# INSTRUCTIONS FOR THE TASK:
Only an exact, line-for-line copy of the data will serve as the answer.

# TASK DATA:
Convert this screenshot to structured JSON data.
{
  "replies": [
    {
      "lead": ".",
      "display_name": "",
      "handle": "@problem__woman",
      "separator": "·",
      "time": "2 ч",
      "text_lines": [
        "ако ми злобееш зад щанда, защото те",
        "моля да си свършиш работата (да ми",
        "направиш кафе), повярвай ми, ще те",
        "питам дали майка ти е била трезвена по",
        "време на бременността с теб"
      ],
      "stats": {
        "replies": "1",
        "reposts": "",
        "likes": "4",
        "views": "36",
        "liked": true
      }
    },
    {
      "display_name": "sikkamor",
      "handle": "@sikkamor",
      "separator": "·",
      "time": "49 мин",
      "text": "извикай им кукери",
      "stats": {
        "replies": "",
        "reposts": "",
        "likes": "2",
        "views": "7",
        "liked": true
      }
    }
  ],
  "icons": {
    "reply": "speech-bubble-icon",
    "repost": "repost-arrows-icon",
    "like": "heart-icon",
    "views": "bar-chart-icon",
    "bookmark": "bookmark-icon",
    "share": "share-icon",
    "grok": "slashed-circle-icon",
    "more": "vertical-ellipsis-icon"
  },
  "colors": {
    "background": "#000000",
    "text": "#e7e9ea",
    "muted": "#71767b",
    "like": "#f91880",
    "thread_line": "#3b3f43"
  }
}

# ANSWER BOX:
Convert this screenshot to structured JSON data.
{
  "replies": [
    {
      "lead": ".",
      "display_name": "",
      "handle": "@problem__woman",
      "separator": "·",
      "time": "2 ч",
      "text_lines": [
        "ако ми злобееш зад щанда, защото те",
        "моля да си свършиш работата (да ми",
        "направиш кафе), повярвай ми, ще те",
        "питам дали майка ти е била трезвена по",
        "време на бременността с теб"
      ],
      "stats": {
        "replies": "1",
        "reposts": "",
        "likes": "4",
        "views": "36",
        "liked": true
      }
    },
    {
      "display_name": "sikkamor",
      "handle": "@sikkamor",
      "separator": "·",
      "time": "49 мин",
      "text": "извикай им кукери",
      "stats": {
        "replies": "",
        "reposts": "",
        "likes": "2",
        "views": "7",
        "liked": true
      }
    }
  ],
  "icons": {
    "reply": "speech-bubble-icon",
    "repost": "repost-arrows-icon",
    "like": "heart-icon",
    "views": "bar-chart-icon",
    "bookmark": "bookmark-icon",
    "share": "share-icon",
    "grok": "slashed-circle-icon",
    "more": "vertical-ellipsis-icon"
  },
  "colors": {
    "background": "#000000",
    "text": "#e7e9ea",
    "muted": "#71767b",
    "like": "#f91880",
    "thread_line": "#3b3f43"
  }
}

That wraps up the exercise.